Speeding penalties not adequate deterrent, say drivers
Harsher financial penalties for speeding are still not providing an adequate deterrent according to UK motorists, with some drivers backing installation of mandatory speed limiters as standard.
The harsher speeding penalties came into effect in 2017, introducing a new penalty structure that means drivers convicted of the highest level of speeding can be fined 125-175% of their gross weekly income as well as receiving six points or a disqualification of up to 56 days.
But a recent survey conducted by Venson Automotive Solutions has found 52% of drivers do not believe that the existing penalties for breaking the speed limit are adequate and that 27% of people would like to see a full review of the speeding penalty system.
The research, published for the 2020 Brake Road Safety Week, also found 18% people think speed-limiting devices should be fitted as standard to all cars to remove the risk of offending – the technology is already expected to be mandated on new cars sold in the EU (and the UK too, regardless of Brexit) by 2022 under provisional EU legislation covering a range of new safety features. However, it will be over-ridable by the driver and can be deactivated every time the car is switched off.
Meanwhile, 17% of respondents think drivers should have a speed limiter fitted for the first two years after passing their test.
The findings have been revealed by Venson as it urges fleet managers and businesses to support the Road Safety Week campaign theme of ‘No need for speed’ and ensure employees are fully aware of their responsibilities when it comes to speeding.
Simon Staton, director of client management at Venson Automotive Solutions, said: “When a driver is on the road for work, they represent their company – whether in a company branded vehicle or not. Employees who speed, not only put themselves, other road users and pedestrians at serious risk but also risk legal penalties for their employer should an accident happen and damage to the company’s reputation.
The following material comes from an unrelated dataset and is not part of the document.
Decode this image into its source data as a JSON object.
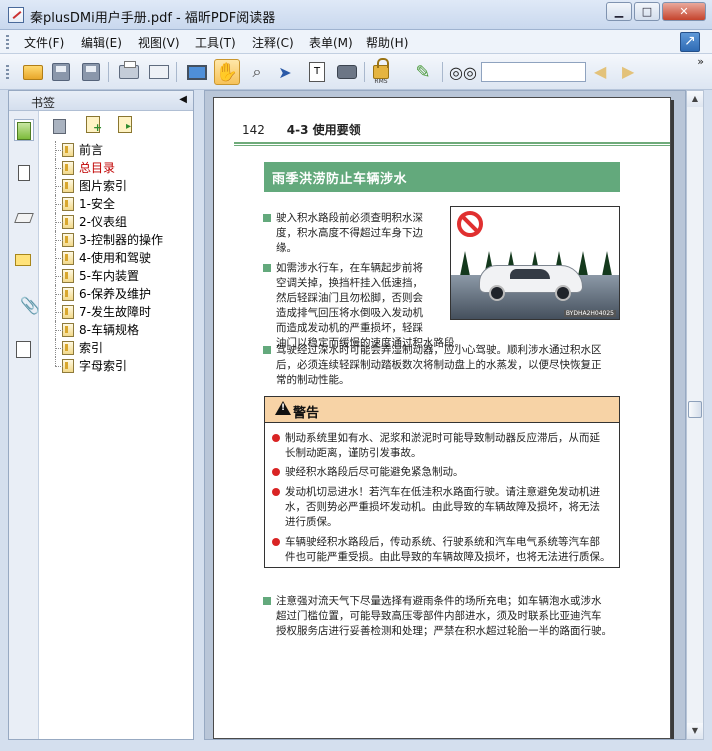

“As a responsible employer, a strong and well-understood code of conduct for driving whilst on company business should be an important part of the employee induction process, ongoing driver training and company vehicle policy. We would advise fleet managers to adopt strategies that not only create awareness among their company drivers of the consequences of speeding, but also reward good driving habits,” added Staton.